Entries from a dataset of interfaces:
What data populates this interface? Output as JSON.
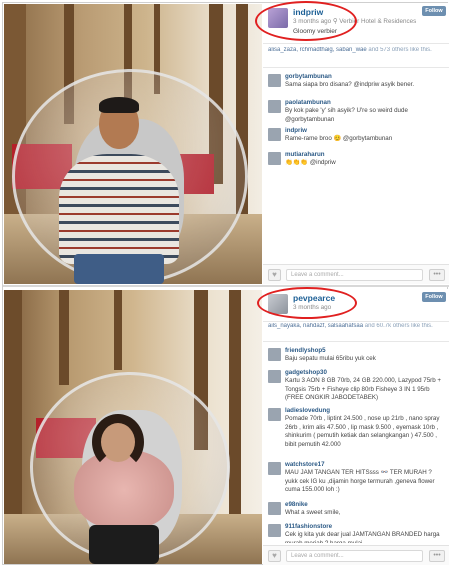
{
  "posts": [
    {
      "username": "indpriw",
      "time": "3 months ago",
      "location": "Verbier Hotel & Residences",
      "caption": "Gloomy verbier",
      "follow_label": "Follow",
      "likes": {
        "names": "alisa_zaza, rchmadthaig, saban_wae",
        "rest": "and 573 others like this."
      },
      "comments": [
        {
          "user": "gorbytambunan",
          "text": "Sama siapa bro disana? @indpriw asyik bener."
        },
        {
          "user": "paolatambunan",
          "text": "By kok pake 'y' sih asyik? U're so weird dude @gorbytambunan"
        },
        {
          "user": "indpriw",
          "text": "Rame-rame broo 😊 @gorbytambunan"
        },
        {
          "user": "mutiaraharun",
          "text": "👏👏👏 @indpriw"
        }
      ],
      "comment_placeholder": "Leave a comment..."
    },
    {
      "username": "pevpearce",
      "time": "3 months ago",
      "follow_label": "Follow",
      "likes": {
        "names": "ails_nayaka, nahdazf, salsaahafsaa",
        "rest": "and 60.7k others like this."
      },
      "comments": [
        {
          "user": "friendlyshop5",
          "text": "Baju sepatu mulai 65ribu yuk cek"
        },
        {
          "user": "gadgetshop30",
          "text": "Kartu 3 AON 8 GB 70rb, 24 GB 220.000, Lazypod 75rb + Tongsis 75rb + Fisheye clip 80rb Fisheye 3 IN 1 95rb (FREE ONGKIR JABODETABEK)"
        },
        {
          "user": "ladieslovedung",
          "text": "Pomade 70rb , liptint 24.500 , nose up 21rb , nano spray 26rb , krim alis 47.500 , lip mask 9.500 , eyemask 10rb , shinkurim ( pemutih ketiak dan selangkangan ) 47.500 , bibit pemutih 42.000"
        },
        {
          "user": "watchstore17",
          "text": "MAU JAM TANGAN TER HITSsss 👓 TER MURAH ? yukk cek IG ku ,dijamin horge termurah ,geneva flower cuma 155.000 loh :)"
        },
        {
          "user": "e98nike",
          "text": "What a sweet smile,"
        },
        {
          "user": "911fashionstore",
          "text": "Cek ig kita yuk dear jual JAMTANGAN BRANDED harga murah meriah ? harga mulai..."
        }
      ],
      "comment_placeholder": "Leave a comment..."
    }
  ],
  "icons": {
    "heart": "heart-icon",
    "more": "more-icon",
    "location": "location-icon"
  },
  "colors": {
    "username": "#1c5f95",
    "follow": "#6d8fb0",
    "highlight": "#e02020"
  }
}
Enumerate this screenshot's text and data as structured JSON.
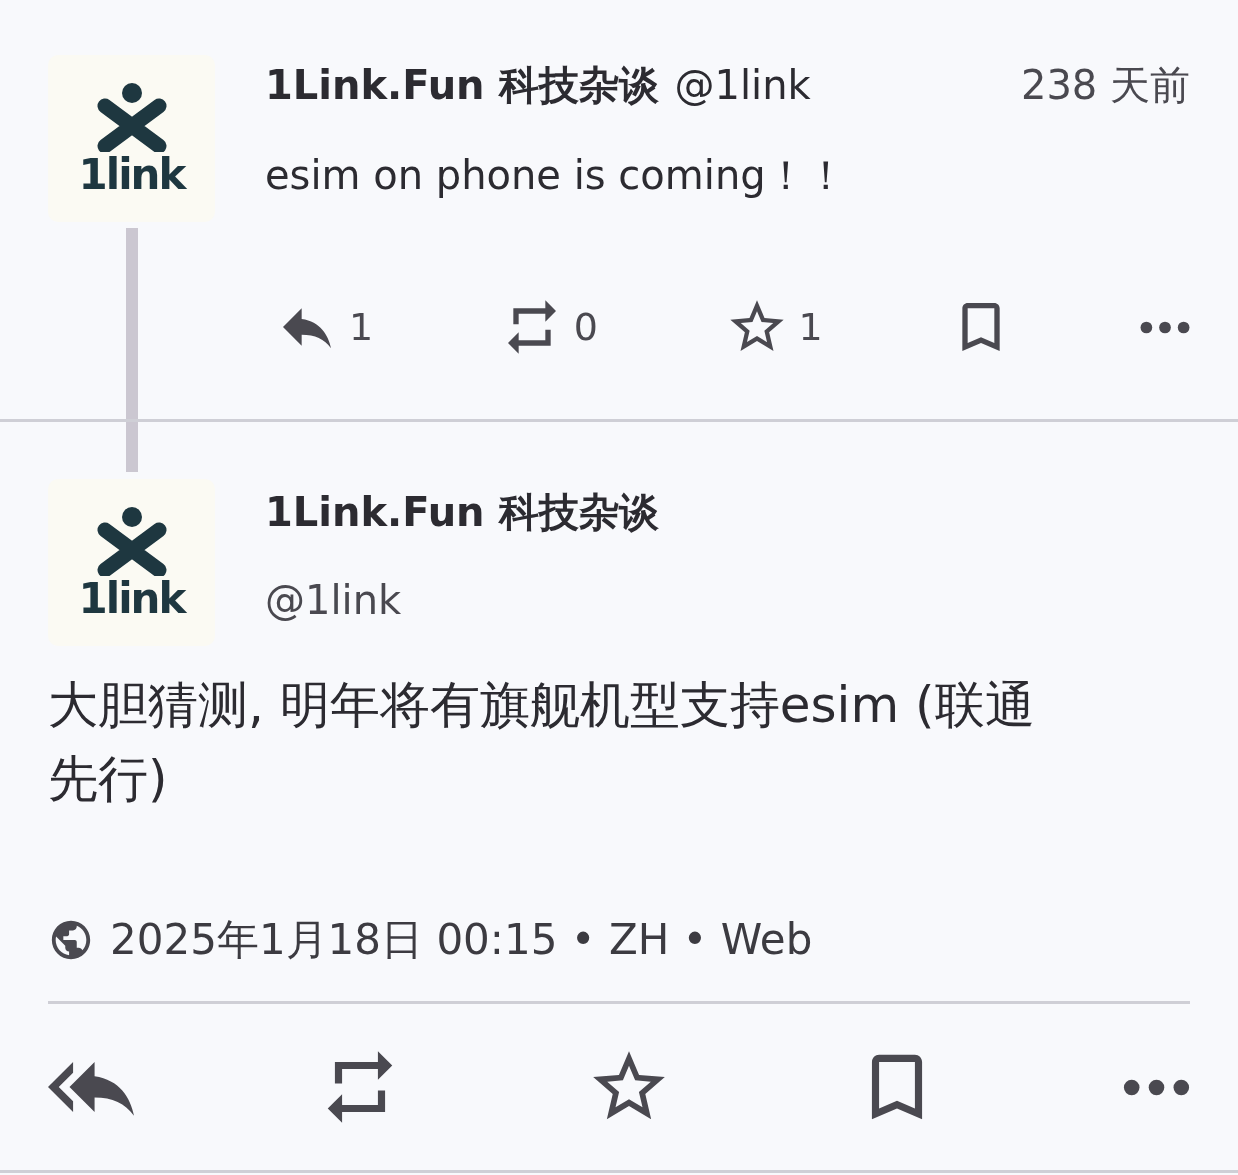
{
  "thread": [
    {
      "kind": "parent",
      "avatar": {
        "logo_text": "1link"
      },
      "display_name": "1Link.Fun 科技杂谈",
      "handle": "@1link",
      "time": "238 天前",
      "content": "esim on phone is coming！！",
      "actions": [
        {
          "kind": "reply",
          "count": "1"
        },
        {
          "kind": "boost",
          "count": "0"
        },
        {
          "kind": "favourite",
          "count": "1"
        },
        {
          "kind": "bookmark"
        },
        {
          "kind": "more"
        }
      ]
    },
    {
      "kind": "focused",
      "avatar": {
        "logo_text": "1link"
      },
      "display_name": "1Link.Fun 科技杂谈",
      "handle": "@1link",
      "content": "大胆猜测, 明年将有旗舰机型支持esim (联通先行)",
      "meta": "2025年1月18日 00:15 • ZH • Web",
      "actions": [
        {
          "kind": "reply_all"
        },
        {
          "kind": "boost"
        },
        {
          "kind": "favourite"
        },
        {
          "kind": "bookmark"
        },
        {
          "kind": "more"
        }
      ]
    }
  ]
}
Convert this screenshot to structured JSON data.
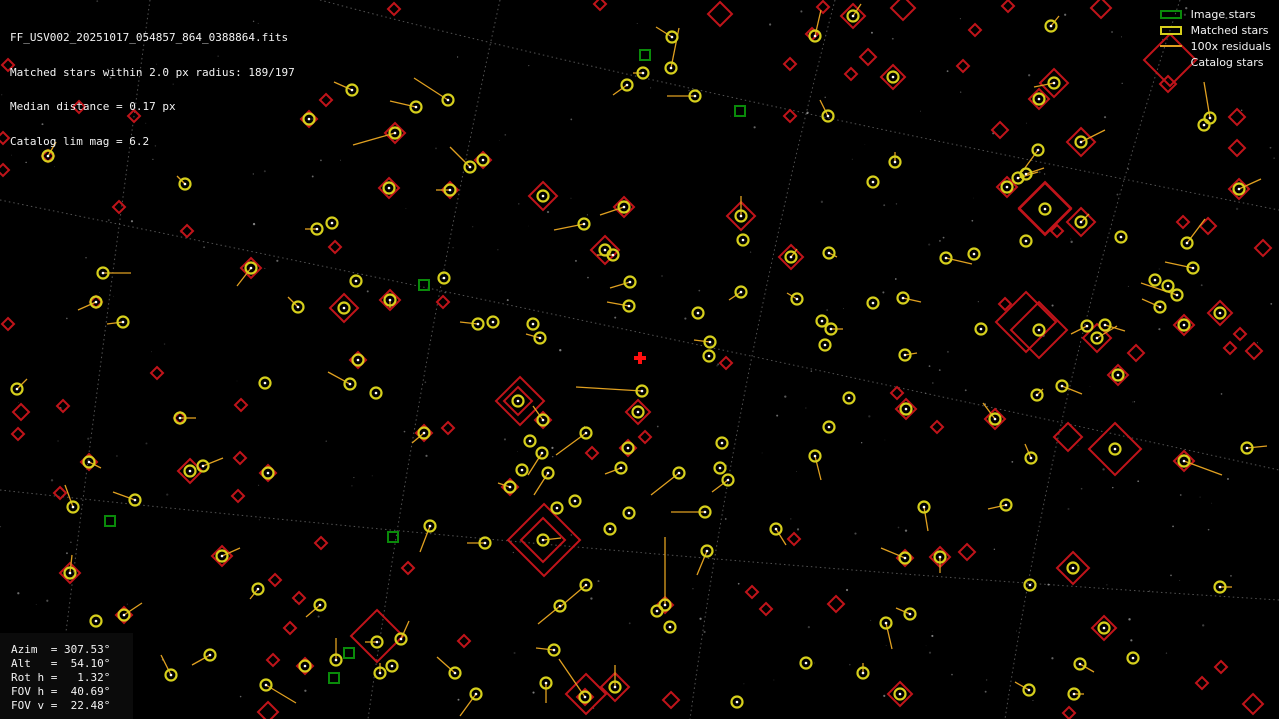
{
  "header": {
    "filename": "FF_USV002_20251017_054857_864_0388864.fits",
    "matched_line": "Matched stars within 2.0 px radius: 189/197",
    "median_line": "Median distance = 0.17 px",
    "limmag_line": "Catalog lim mag = 6.2"
  },
  "legend": {
    "items": [
      {
        "label": "Image stars",
        "color": "#0a8a0a",
        "kind": "box"
      },
      {
        "label": "Matched stars",
        "color": "#d6cf1c",
        "kind": "box"
      },
      {
        "label": "100x residuals",
        "color": "#e0a020",
        "kind": "line"
      },
      {
        "label": "Catalog stars",
        "color": "#c0141a",
        "kind": "none"
      }
    ]
  },
  "pointing": {
    "rows": [
      "Azim  = 307.53°",
      "Alt   =  54.10°",
      "Rot h =   1.32°",
      "FOV h =  40.69°",
      "FOV v =  22.48°"
    ]
  },
  "colors": {
    "catalog": "#c0141a",
    "matched": "#d6cf1c",
    "residual": "#e0a020",
    "image_star": "#0a8a0a",
    "center_mark": "#ff1010",
    "grid": "#8a8a8a"
  }
}
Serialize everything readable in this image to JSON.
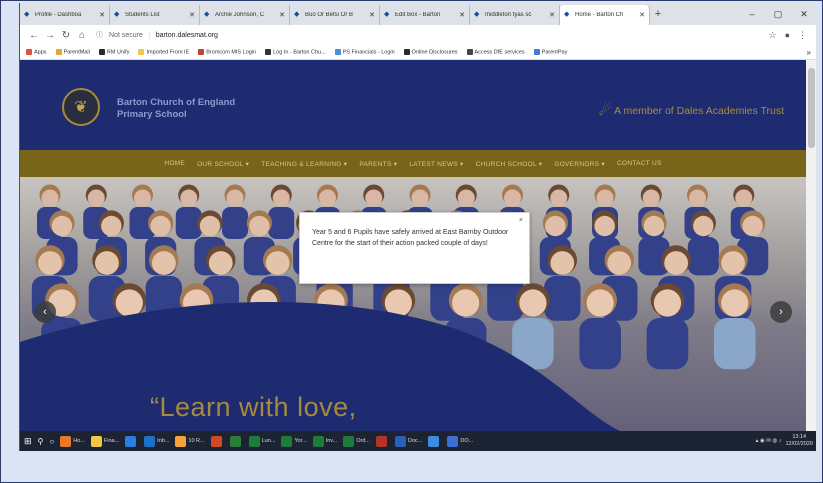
{
  "browser": {
    "tabs": [
      {
        "label": "Profile - Dashboa",
        "active": false
      },
      {
        "label": "Students List",
        "active": false
      },
      {
        "label": "Archie Johnson, C",
        "active": false
      },
      {
        "label": "Buo Or Betsi Or B",
        "active": false
      },
      {
        "label": "Edit Box - Barton",
        "active": false
      },
      {
        "label": "middleton tyas sc",
        "active": false
      },
      {
        "label": "Home - Barton Ch",
        "active": true
      }
    ],
    "new_tab": "+",
    "window_controls": [
      "–",
      "▢",
      "✕"
    ],
    "security_label": "Not secure",
    "url": "barton.dalesmat.org",
    "bookmarks": [
      {
        "label": "Apps",
        "color": "#e0533d"
      },
      {
        "label": "ParentMail",
        "color": "#e8a23a"
      },
      {
        "label": "RM Unify",
        "color": "#2a2a2a"
      },
      {
        "label": "Imported From IE",
        "color": "#f2c744"
      },
      {
        "label": "Bromcom MIS Login",
        "color": "#c6412f"
      },
      {
        "label": "Log In - Barton Chu...",
        "color": "#333333"
      },
      {
        "label": "PS Financials - Login",
        "color": "#4a8fd6"
      },
      {
        "label": "Online Disclosures",
        "color": "#2b2b2b"
      },
      {
        "label": "Access DfE services",
        "color": "#444444"
      },
      {
        "label": "ParentPay",
        "color": "#3d7fd0"
      }
    ],
    "bookmarks_overflow": "»"
  },
  "site": {
    "school_name_line1": "Barton Church of England",
    "school_name_line2": "Primary School",
    "trust_text": "A member of Dales Academies Trust",
    "nav_items": [
      "HOME",
      "OUR SCHOOL ▾",
      "TEACHING & LEARNING ▾",
      "PARENTS ▾",
      "LATEST NEWS ▾",
      "CHURCH SCHOOL ▾",
      "GOVERNORS ▾",
      "CONTACT US"
    ],
    "tagline": "“Learn with love,",
    "popup_text": "Year 5 and 6 Pupils have safely arrived at East Barnby Outdoor Centre for the start of their action packed couple of days!",
    "popup_close": "×",
    "prev_arrow": "‹",
    "next_arrow": "›"
  },
  "taskbar": {
    "items": [
      {
        "label": "Ho...",
        "color": "#e8792b"
      },
      {
        "label": "Fina...",
        "color": "#f2c744"
      },
      {
        "label": "",
        "color": "#2c7de0"
      },
      {
        "label": "Inb...",
        "color": "#1e6fc9"
      },
      {
        "label": "10 R...",
        "color": "#f2a43a"
      },
      {
        "label": "",
        "color": "#d24726"
      },
      {
        "label": "",
        "color": "#2c7d3a"
      },
      {
        "label": "Lun...",
        "color": "#1f7a3d"
      },
      {
        "label": "Yor...",
        "color": "#1f7a3d"
      },
      {
        "label": "Inv...",
        "color": "#1f7a3d"
      },
      {
        "label": "Ord...",
        "color": "#1f7a3d"
      },
      {
        "label": "",
        "color": "#b7312b"
      },
      {
        "label": "Doc...",
        "color": "#2b5fb8"
      },
      {
        "label": "",
        "color": "#3b8de0"
      },
      {
        "label": "DO...",
        "color": "#3b6fd0"
      }
    ],
    "time": "13:14",
    "date": "12/02/2020"
  }
}
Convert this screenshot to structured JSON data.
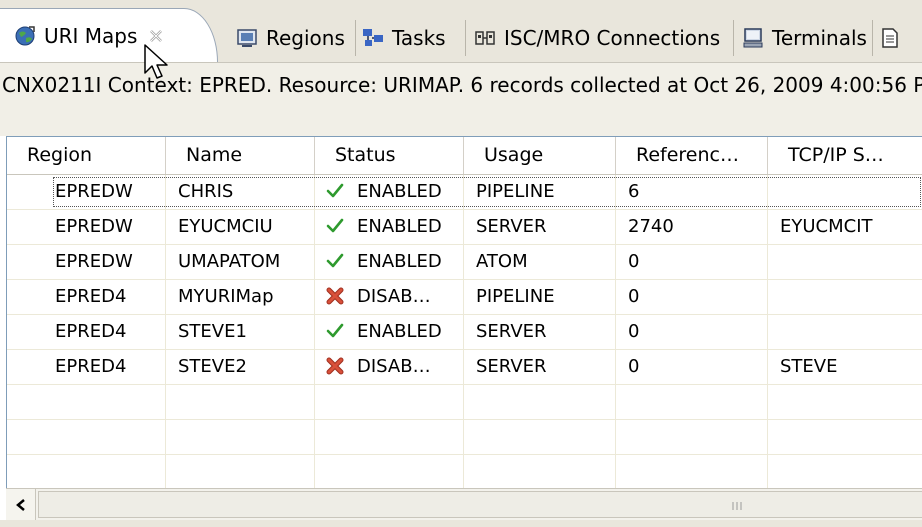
{
  "tabs": [
    {
      "label": "URI Maps",
      "icon": "globe-icon",
      "active": true,
      "closable": true
    },
    {
      "label": "Regions",
      "icon": "regions-icon"
    },
    {
      "label": "Tasks",
      "icon": "tasks-icon"
    },
    {
      "label": "ISC/MRO Connections",
      "icon": "connections-icon"
    },
    {
      "label": "Terminals",
      "icon": "terminal-icon"
    },
    {
      "label": "",
      "icon": "document-icon"
    }
  ],
  "status_message": "CNX0211I Context: EPRED. Resource: URIMAP. 6 records collected at Oct 26, 2009 4:00:56 P",
  "table": {
    "columns": [
      "Region",
      "Name",
      "Status",
      "Usage",
      "Referenc…",
      "TCP/IP S…"
    ],
    "rows": [
      {
        "region": "EPREDW",
        "name": "CHRIS",
        "status": "ENABLED",
        "status_icon": "check-icon",
        "usage": "PIPELINE",
        "references": "6",
        "tcpip": ""
      },
      {
        "region": "EPREDW",
        "name": "EYUCMCIU",
        "status": "ENABLED",
        "status_icon": "check-icon",
        "usage": "SERVER",
        "references": "2740",
        "tcpip": "EYUCMCIT"
      },
      {
        "region": "EPREDW",
        "name": "UMAPATOM",
        "status": "ENABLED",
        "status_icon": "check-icon",
        "usage": "ATOM",
        "references": "0",
        "tcpip": ""
      },
      {
        "region": "EPRED4",
        "name": "MYURIMap",
        "status": "DISAB…",
        "status_icon": "x-icon",
        "usage": "PIPELINE",
        "references": "0",
        "tcpip": ""
      },
      {
        "region": "EPRED4",
        "name": "STEVE1",
        "status": "ENABLED",
        "status_icon": "check-icon",
        "usage": "SERVER",
        "references": "0",
        "tcpip": ""
      },
      {
        "region": "EPRED4",
        "name": "STEVE2",
        "status": "DISAB…",
        "status_icon": "x-icon",
        "usage": "SERVER",
        "references": "0",
        "tcpip": "STEVE"
      }
    ],
    "empty_rows": 4
  },
  "colors": {
    "enabled": "#2e9a2e",
    "disabled": "#d8503a",
    "tab_bar": "#e9e6dc",
    "border": "#7f9db9"
  }
}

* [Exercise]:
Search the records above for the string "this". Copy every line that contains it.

* [Exercise answer]:
What data populates this interface? Output as JSON.
        "rest": "and 573 others like this."
        "rest": "and 60.7k others like this."
Enumerate this screenshot's text and data as structured JSON.
Convert this screenshot to structured JSON data.
Serialize everything readable in this image to JSON.
Convert this screenshot to structured JSON data.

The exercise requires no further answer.